The daily sweat burning August sun into the red of my neck, head bent day long placing pavers up a driveway to a three car garage. Exhaustion is when limbs get numb, dehydration underestimating the volume of a gallon water jug. When the lightpost by the cascading stoop comes on, lights an orb with edges dissipating into a night hiding the house’s upper-floors… there is something I’ve missed. I am supposed to be home and I am still laying bricks. The stars in the sky out-competed by the porch lights deck lights driveway lights garage lights lawn lights of the much-acheived sub-division. I stand up from the bricks and turn a confused circle. I am pushing a brick-loaded wheelbarrow back down to the pick-up, curb parked. The pick-up has accrued at some point several tickets beneath the wipers. The wheelbarrow catches an unevenly-laid brick and the weight is a moment tumbling free of my hands. I was supposed to be home. There is something I have missed. My kid is asleep and my wife on her one night off is waiting up for me. It wasn’t supposed to be this. Suburban lights have lawns glowing green, surreally, past the windows of the pick-up. I must have made a wrong turn. The GPS doesn’t plug in anywhere and my flip-phone isn’t receiving 2G. Somewhere in a cul-de-sac I have become lost. I am sweating needle-pricks from my goosebumps and I don’t know where I am. In the windshield are memory-versions of myself sitting in college classrooms, studying in the library, taking rum from my empty pockets sleeping nowhere, and in a mindless storm of impulse rocketing my future down a highway away from school, towards towns I’d yet to explore. And needed. And desired. A life not spent bent supplicating paychecks from the boss’s desk. I am on my own. And I am crushed. And my family has no future in a townhouse past the gentrified edge. And I am sinking in debt and insurance and credit scores I refuse to check. And I am told to hire a crew. If I’d just stayed in school a degree and then ten people working under me. I must have become confused. Or corrupted, with some sick ideal a dozen people shouldn’t work beneath me. I am a fuck up. The windshield a translucent reflection bloated to dimensions of pathetic ethics, face pallid stained with blood sinking into a gut that won’t climb itself a single capitalist rung. Idealistic refusal and the delusion my children will be better off. That I work for no one and I run no one, and I am confused. It is four in the morning in a cul-de-sac and the pick-up still a mile down the driveway. There is something I have missed. I am placing the bricks back in the wheelbarrow and this is the day beginning. I was supposed to be home.
The woman on the phone is telling me the doctors’ bill is separate from the hospital bill, for the third time, we’re not the ones you sent the financial aid applications to. No, sir, I cannot transfer you to another company. No, I do not have their number.
I am stuck in a traffic circle’s inside lane, and nobody is letting me get over so I can stop circling. I am buying my groceries at a corner-store because Kroger keeps telling me their super-markets are staffed by my friendly neighbors who care.
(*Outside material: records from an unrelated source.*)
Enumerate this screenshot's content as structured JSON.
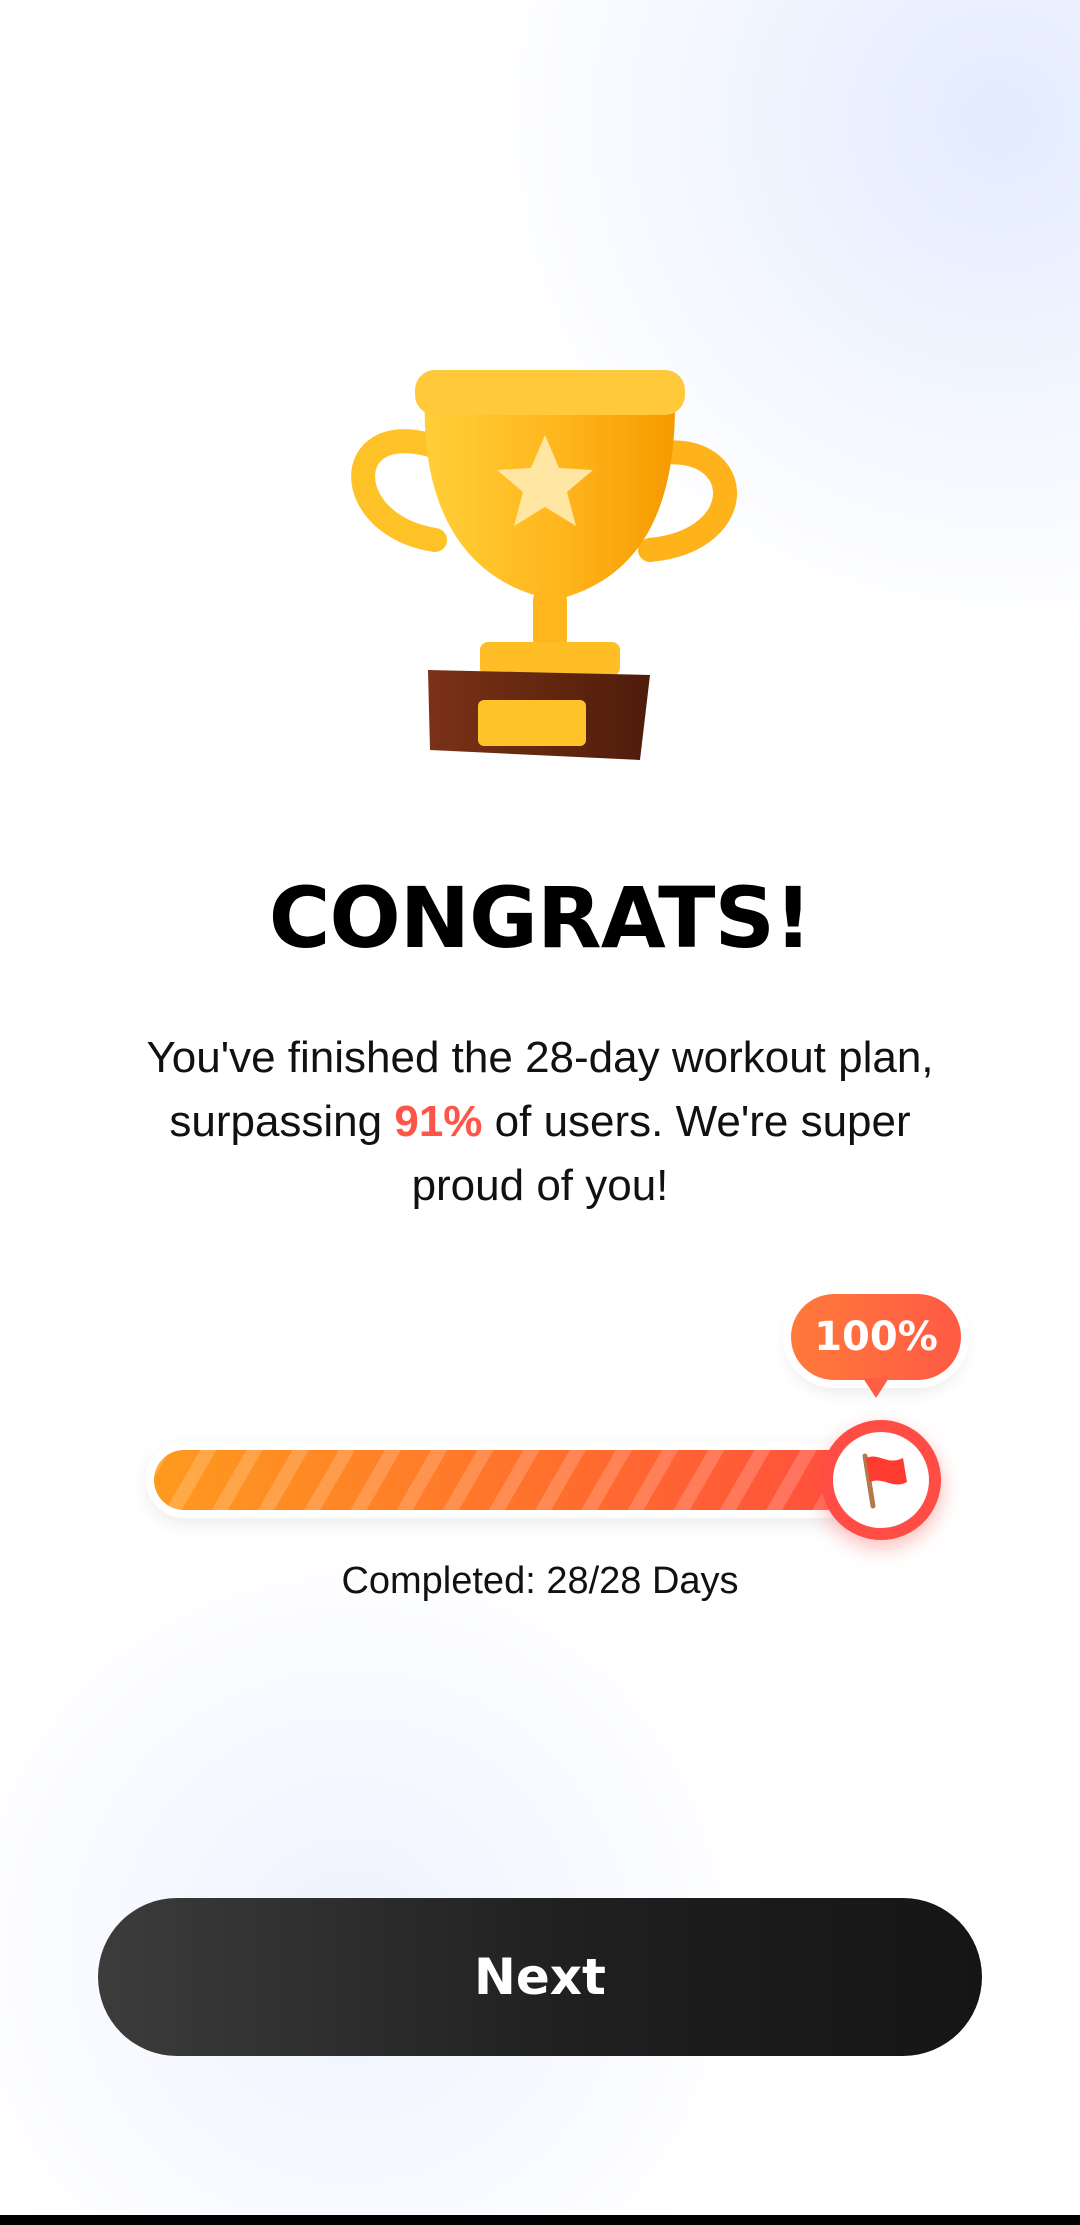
{
  "congrats": {
    "title": "CONGRATS!",
    "message_part1": "You've finished the 28-day workout plan, surpassing ",
    "message_highlight": "91%",
    "message_part2": " of users. We're super proud of you!"
  },
  "progress": {
    "percent_label": "100%",
    "fraction": 1.0,
    "completed_label": "Completed: 28/28 Days"
  },
  "actions": {
    "next_label": "Next"
  },
  "icons": {
    "trophy": "trophy-icon",
    "flag": "flag-icon"
  },
  "colors": {
    "accent": "#ff5548",
    "progress_start": "#ff9a1e",
    "progress_end": "#ff4b40",
    "button": "#1f1f1f"
  }
}
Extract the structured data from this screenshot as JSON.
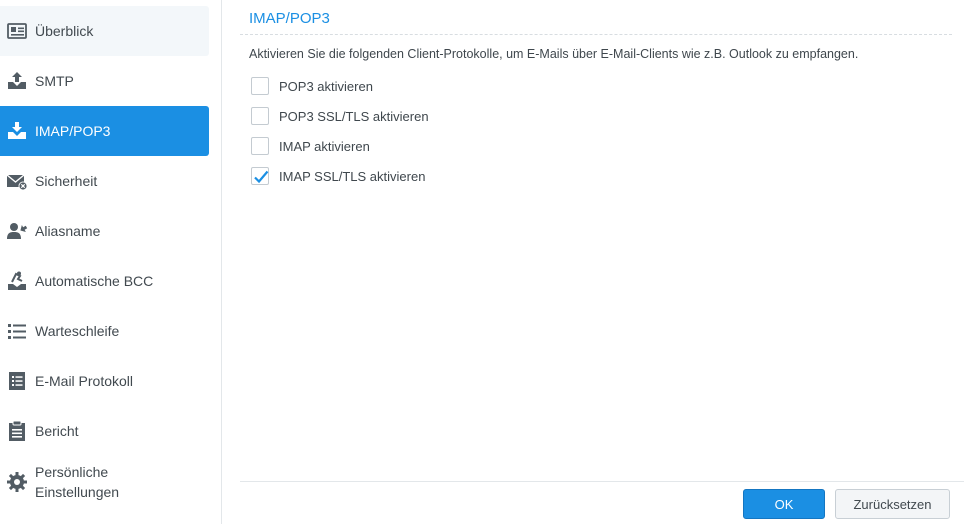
{
  "sidebar": {
    "items": [
      {
        "label": "Überblick",
        "icon": "overview-icon"
      },
      {
        "label": "SMTP",
        "icon": "outbox-icon"
      },
      {
        "label": "IMAP/POP3",
        "icon": "inbox-icon"
      },
      {
        "label": "Sicherheit",
        "icon": "mail-security-icon"
      },
      {
        "label": "Aliasname",
        "icon": "alias-icon"
      },
      {
        "label": "Automatische BCC",
        "icon": "auto-bcc-icon"
      },
      {
        "label": "Warteschleife",
        "icon": "queue-list-icon"
      },
      {
        "label": "E-Mail Protokoll",
        "icon": "log-icon"
      },
      {
        "label": "Bericht",
        "icon": "report-clipboard-icon"
      },
      {
        "label": "Persönliche Einstellungen",
        "icon": "gear-icon"
      }
    ],
    "active_index": 2
  },
  "main": {
    "title": "IMAP/POP3",
    "description": "Aktivieren Sie die folgenden Client-Protokolle, um E-Mails über E-Mail-Clients wie z.B. Outlook zu empfangen.",
    "options": [
      {
        "label": "POP3 aktivieren",
        "checked": false
      },
      {
        "label": "POP3 SSL/TLS aktivieren",
        "checked": false
      },
      {
        "label": "IMAP aktivieren",
        "checked": false
      },
      {
        "label": "IMAP SSL/TLS aktivieren",
        "checked": true
      }
    ]
  },
  "footer": {
    "ok_label": "OK",
    "reset_label": "Zurücksetzen"
  },
  "colors": {
    "accent": "#1b8fe3",
    "sidebar_hover": "#f3f7fa",
    "icon": "#525c64"
  }
}
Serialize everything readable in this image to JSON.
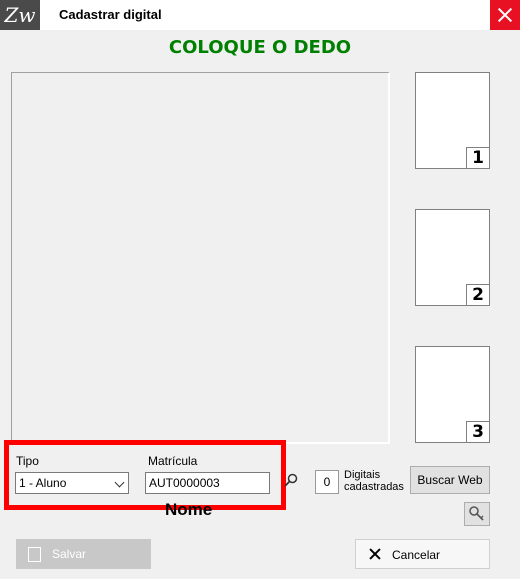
{
  "window": {
    "title": "Cadastrar digital",
    "logo_text": "Zw"
  },
  "instruction": "COLOQUE O DEDO",
  "thumbnails": [
    "1",
    "2",
    "3"
  ],
  "form": {
    "tipo_label": "Tipo",
    "tipo_value": "1 - Aluno",
    "matricula_label": "Matrícula",
    "matricula_value": "AUT0000003",
    "digitais_count": "0",
    "digitais_label_line1": "Digitais",
    "digitais_label_line2": "cadastradas",
    "buscar_web_label": "Buscar Web",
    "nome_label": "Nome"
  },
  "actions": {
    "salvar_label": "Salvar",
    "cancelar_label": "Cancelar"
  },
  "colors": {
    "close": "#e81123",
    "instruction": "#008000",
    "highlight": "#ff0000"
  },
  "icons": [
    "app-logo-icon",
    "close-icon",
    "search-icon",
    "key-icon",
    "save-icon",
    "cancel-icon"
  ]
}
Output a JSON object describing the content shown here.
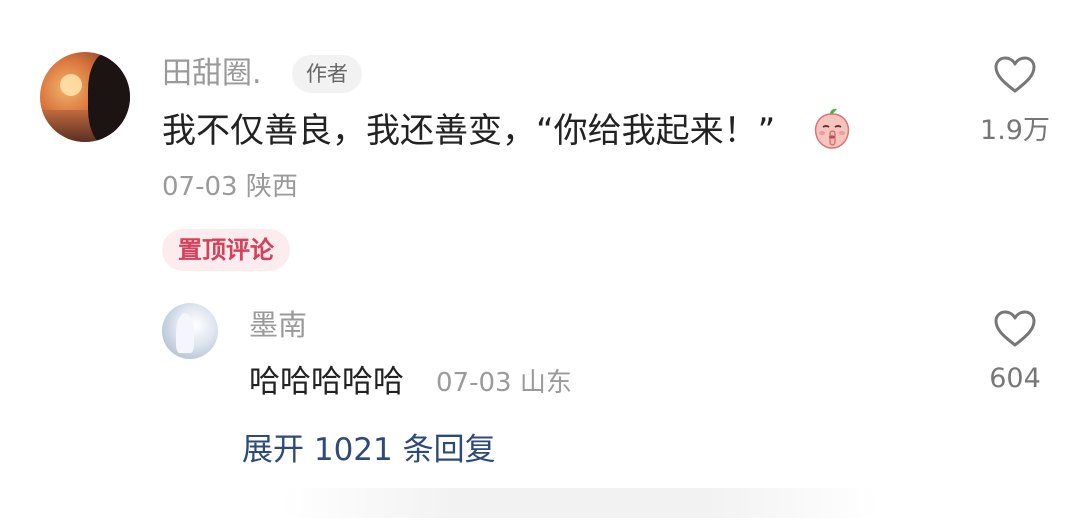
{
  "comment": {
    "username": "田甜圈.",
    "author_badge": "作者",
    "text": "我不仅善良，我还善变，“你给我起来！”",
    "emoji_icon": "shush-peach-emoji",
    "date": "07-03",
    "location": "陕西",
    "meta": "07-03 陕西",
    "pinned_label": "置顶评论",
    "like_count": "1.9万"
  },
  "reply": {
    "username": "墨南",
    "text": "哈哈哈哈哈",
    "meta": "07-03 山东",
    "like_count": "604"
  },
  "expand_replies": "展开 1021 条回复",
  "colors": {
    "pinned_text": "#d6405a",
    "pinned_bg": "#fdecee",
    "link": "#2d4a7a"
  }
}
I am supine in a field during a thunderstorm.
I am being told that I do not understand that Ohio State University does not own my debt, nor does the Department of Education, sir, you need to get in touch with the debt-collection agency that has purchased your debt.
I am at the carnival and the politicians have arrived for their speeches. Britain left the EU because racists are taking over. I am eating wild onions from the Ferris wheel’s overgrown lot because these are the only produce not treated with caustic pesticides. I think about drinking water from the pond to escape wondering why the government cares so much about my teeth, but on fourth thought the pond is definitely artificially green because it’s also a great idea to dump copper into water, for aesthetics.
I am being told I don’t understand. My professor is smug and telling me I don’t understand and the Young Republicans are snickering. The liberal in the Lexus, with the Hillary sticker, is visibly pissed at me for confusing his blinker with the intention of turning.
I am being told I don’t understand how the world works. I am told I need to finish my degree. I am told I need to stop drinking. Why have you moved five times in that many years? Don’t you want some stability? You need a job. You need health insurance.
I have submerged myself and I am holding my head under water with both hands. There is a taste of paper-clips in my mouth. I am holding my head under green water and every time I give up the Ferris wheel is still there, and the only thing I can’t understand is why everybody thinks these things are understandable.